One of the most impressive technology models that I’ve seen come the direction of education is SAMR, designed by Dr. Ruben Puentedura. SAMR is a very useful framework to approach how we use technology with students, from substitution to augmentation, and modification to redefinition.
The reason I like it, as a leader, is because it allows me a quick approach to identify how meaningful the use of technology is in a classroom. Ideally, I’d like to see technology to promote higher order thinking skills, such as Webb’s Depth of Knowledge levels 3 and 4 and Bloom’s Taxonomy of analyzing, creating and evaluating. SAMR provides a continuum that can help transform the use of technology from passive response to putting students in the driver’s seat of learning.
S stands for substitution. Think about using flash cards to learn math facts. When students use an iPad with a flash card like app, the technology they are using is substituting a traditional lower level thinking approach to learning. The traditional paper/pencil approach has only been converted to more technological format.
A stands for augmentation. In augmentation, students use technology to enhance their learning or sharing. For example, they may be using a Word doc and looking up the definition with an online dictionary. Or students are taking notes using and sharing them in Dropbox.
M is for modification. In modification, the activities begin to transform student learning. Students create blogs using Blogger and work to edit the writings of classmates, adding videos and music to enhance their creations. Or they are using iMovie to tell the story of science concepts.
R….you’ve got it. Redefinition. In redefinition, learning tasks enable students to collaborate, demonstrate critical thinking skills, reflect on their learning, and show evidence to evaluate their thinking.

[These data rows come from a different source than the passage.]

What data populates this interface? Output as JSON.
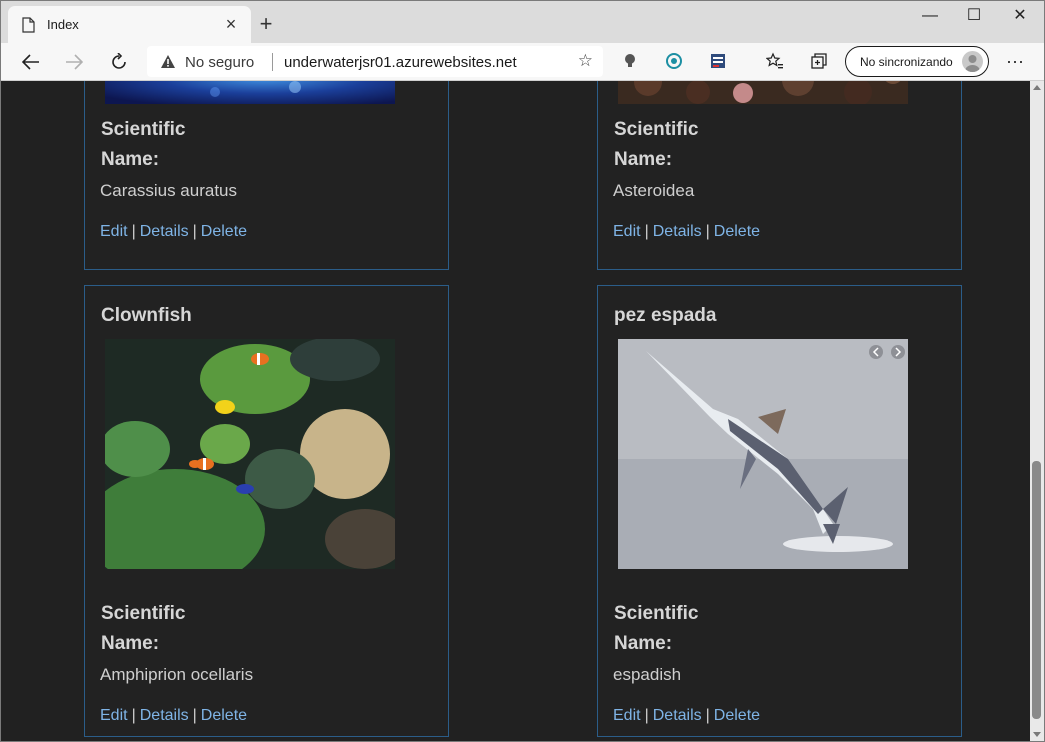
{
  "browser": {
    "tab_title": "Index",
    "new_tab": "+",
    "security_label": "No seguro",
    "url": "underwaterjsr01.azurewebsites.net",
    "sync_label": "No sincronizando",
    "more_menu": "···",
    "window_controls": {
      "minimize": "—",
      "maximize": "☐",
      "close": "✕"
    }
  },
  "cards": [
    {
      "scientific_label_1": "Scientific",
      "scientific_label_2": "Name:",
      "scientific_name": "Carassius auratus",
      "edit": "Edit",
      "details": "Details",
      "delete": "Delete"
    },
    {
      "scientific_label_1": "Scientific",
      "scientific_label_2": "Name:",
      "scientific_name": "Asteroidea",
      "edit": "Edit",
      "details": "Details",
      "delete": "Delete"
    },
    {
      "title": "Clownfish",
      "scientific_label_1": "Scientific",
      "scientific_label_2": "Name:",
      "scientific_name": "Amphiprion ocellaris",
      "edit": "Edit",
      "details": "Details",
      "delete": "Delete"
    },
    {
      "title": "pez espada",
      "scientific_label_1": "Scientific",
      "scientific_label_2": "Name:",
      "scientific_name": "espadish",
      "edit": "Edit",
      "details": "Details",
      "delete": "Delete"
    }
  ],
  "separator": "|"
}
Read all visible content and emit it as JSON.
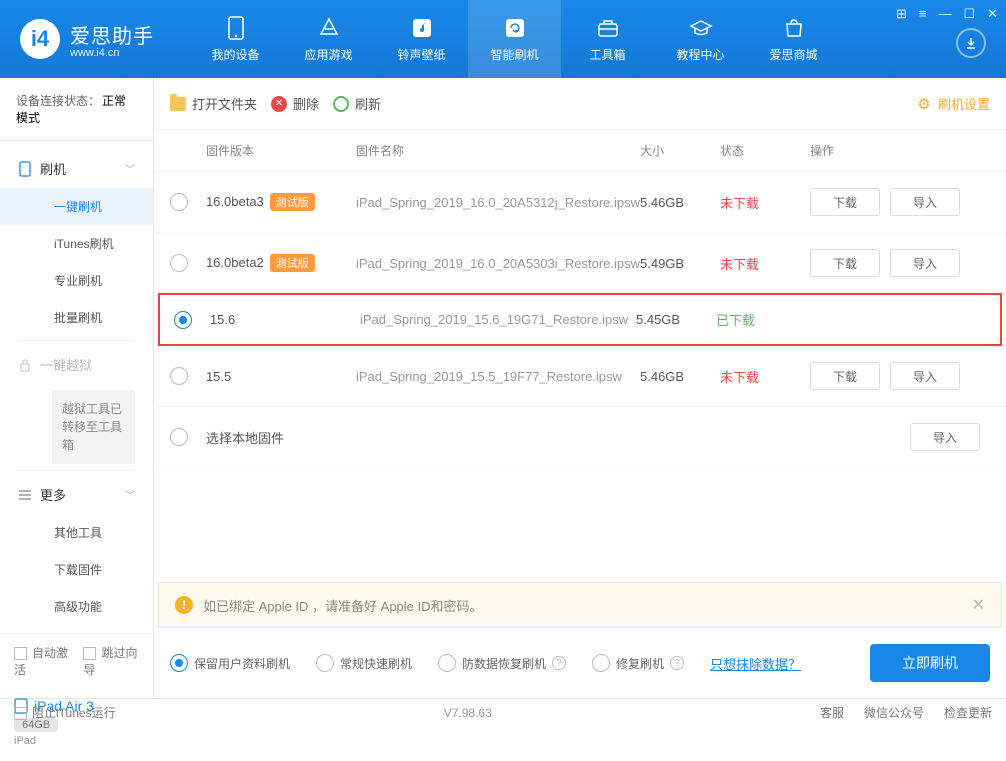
{
  "header": {
    "brand": "爱思助手",
    "site": "www.i4.cn",
    "tabs": [
      {
        "label": "我的设备"
      },
      {
        "label": "应用游戏"
      },
      {
        "label": "铃声壁纸"
      },
      {
        "label": "智能刷机"
      },
      {
        "label": "工具箱"
      },
      {
        "label": "教程中心"
      },
      {
        "label": "爱思商城"
      }
    ]
  },
  "sidebar": {
    "conn_label": "设备连接状态：",
    "conn_mode": "正常模式",
    "sections": {
      "flash_header": "刷机",
      "items": [
        "一键刷机",
        "iTunes刷机",
        "专业刷机",
        "批量刷机"
      ],
      "jailbreak_header": "一键越狱",
      "jailbreak_note": "越狱工具已转移至工具箱",
      "more_header": "更多",
      "more_items": [
        "其他工具",
        "下载固件",
        "高级功能"
      ]
    },
    "auto_activate": "自动激活",
    "skip_guide": "跳过向导",
    "device": {
      "name": "iPad Air 3",
      "storage": "64GB",
      "type": "iPad"
    }
  },
  "toolbar": {
    "open_folder": "打开文件夹",
    "delete": "删除",
    "refresh": "刷新",
    "settings": "刷机设置"
  },
  "table": {
    "headers": {
      "version": "固件版本",
      "name": "固件名称",
      "size": "大小",
      "status": "状态",
      "ops": "操作"
    },
    "rows": [
      {
        "version": "16.0beta3",
        "beta": true,
        "beta_tag": "测试版",
        "name": "iPad_Spring_2019_16.0_20A5312j_Restore.ipsw",
        "size": "5.46GB",
        "status": "未下载",
        "status_cls": "not",
        "selected": false,
        "show_ops": true
      },
      {
        "version": "16.0beta2",
        "beta": true,
        "beta_tag": "测试版",
        "name": "iPad_Spring_2019_16.0_20A5303i_Restore.ipsw",
        "size": "5.49GB",
        "status": "未下载",
        "status_cls": "not",
        "selected": false,
        "show_ops": true
      },
      {
        "version": "15.6",
        "beta": false,
        "name": "iPad_Spring_2019_15.6_19G71_Restore.ipsw",
        "size": "5.45GB",
        "status": "已下载",
        "status_cls": "done",
        "selected": true,
        "highlight": true,
        "show_ops": false
      },
      {
        "version": "15.5",
        "beta": false,
        "name": "iPad_Spring_2019_15.5_19F77_Restore.ipsw",
        "size": "5.46GB",
        "status": "未下载",
        "status_cls": "not",
        "selected": false,
        "show_ops": true
      }
    ],
    "local_row": "选择本地固件",
    "download_btn": "下载",
    "import_btn": "导入"
  },
  "info_bar": "如已绑定 Apple ID ，请准备好 Apple ID和密码。",
  "options": {
    "keep_data": "保留用户资料刷机",
    "normal": "常规快速刷机",
    "recovery": "防数据恢复刷机",
    "repair": "修复刷机",
    "erase_link": "只想抹除数据？",
    "flash_btn": "立即刷机"
  },
  "footer": {
    "block_itunes": "阻止iTunes运行",
    "version": "V7.98.63",
    "links": [
      "客服",
      "微信公众号",
      "检查更新"
    ]
  }
}
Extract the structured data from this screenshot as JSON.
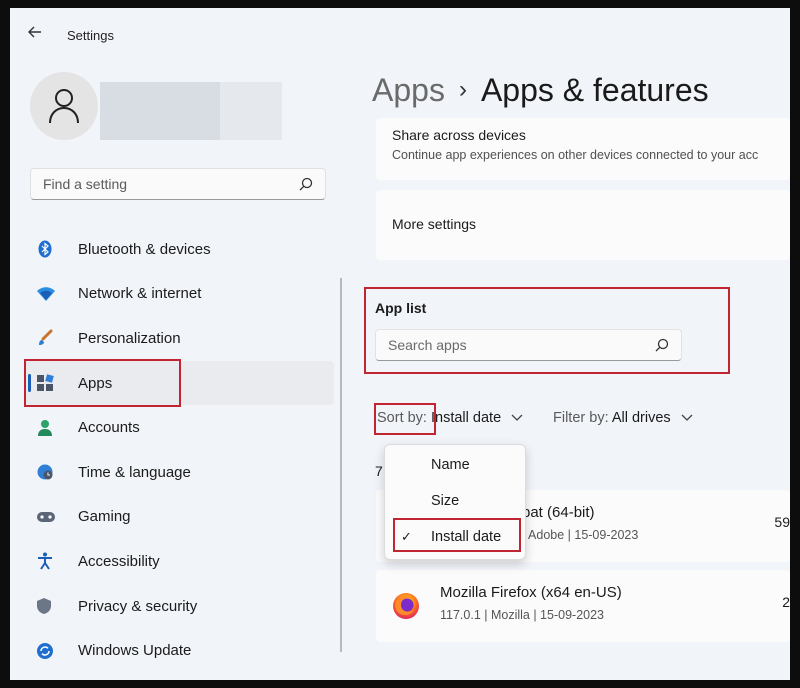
{
  "window": {
    "title": "Settings"
  },
  "search": {
    "placeholder": "Find a setting"
  },
  "sidebar": {
    "items": [
      {
        "label": "Bluetooth & devices"
      },
      {
        "label": "Network & internet"
      },
      {
        "label": "Personalization"
      },
      {
        "label": "Apps"
      },
      {
        "label": "Accounts"
      },
      {
        "label": "Time & language"
      },
      {
        "label": "Gaming"
      },
      {
        "label": "Accessibility"
      },
      {
        "label": "Privacy & security"
      },
      {
        "label": "Windows Update"
      }
    ],
    "active": "Apps"
  },
  "breadcrumb": {
    "parent": "Apps",
    "separator": "›",
    "current": "Apps & features"
  },
  "share_card": {
    "title": "Share across devices",
    "subtitle": "Continue app experiences on other devices connected to your acc"
  },
  "more_settings": {
    "title": "More settings"
  },
  "app_list": {
    "label": "App list",
    "search_placeholder": "Search apps",
    "sort_label": "Sort by:",
    "sort_value": "Install date",
    "filter_label": "Filter by:",
    "filter_value": "All drives",
    "count_fragment": "7"
  },
  "sort_menu": {
    "options": [
      "Name",
      "Size",
      "Install date"
    ],
    "selected": "Install date"
  },
  "apps": [
    {
      "name_fragment": "bat (64-bit)",
      "meta_fragment": "| Adobe | 15-09-2023",
      "size_fragment": "59"
    },
    {
      "name": "Mozilla Firefox (x64 en-US)",
      "meta": "117.0.1 | Mozilla | 15-09-2023",
      "size_fragment": "2"
    }
  ],
  "colors": {
    "accent": "#1c5fb8",
    "highlight_box": "#c22532",
    "window_bg": "#f1f4f9",
    "card_bg": "#fbfbfb"
  }
}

This is the level we’d like to have teachers aspire to, but it is understandably time consuming and more effort is needed to fully design tasks that exist in this realm.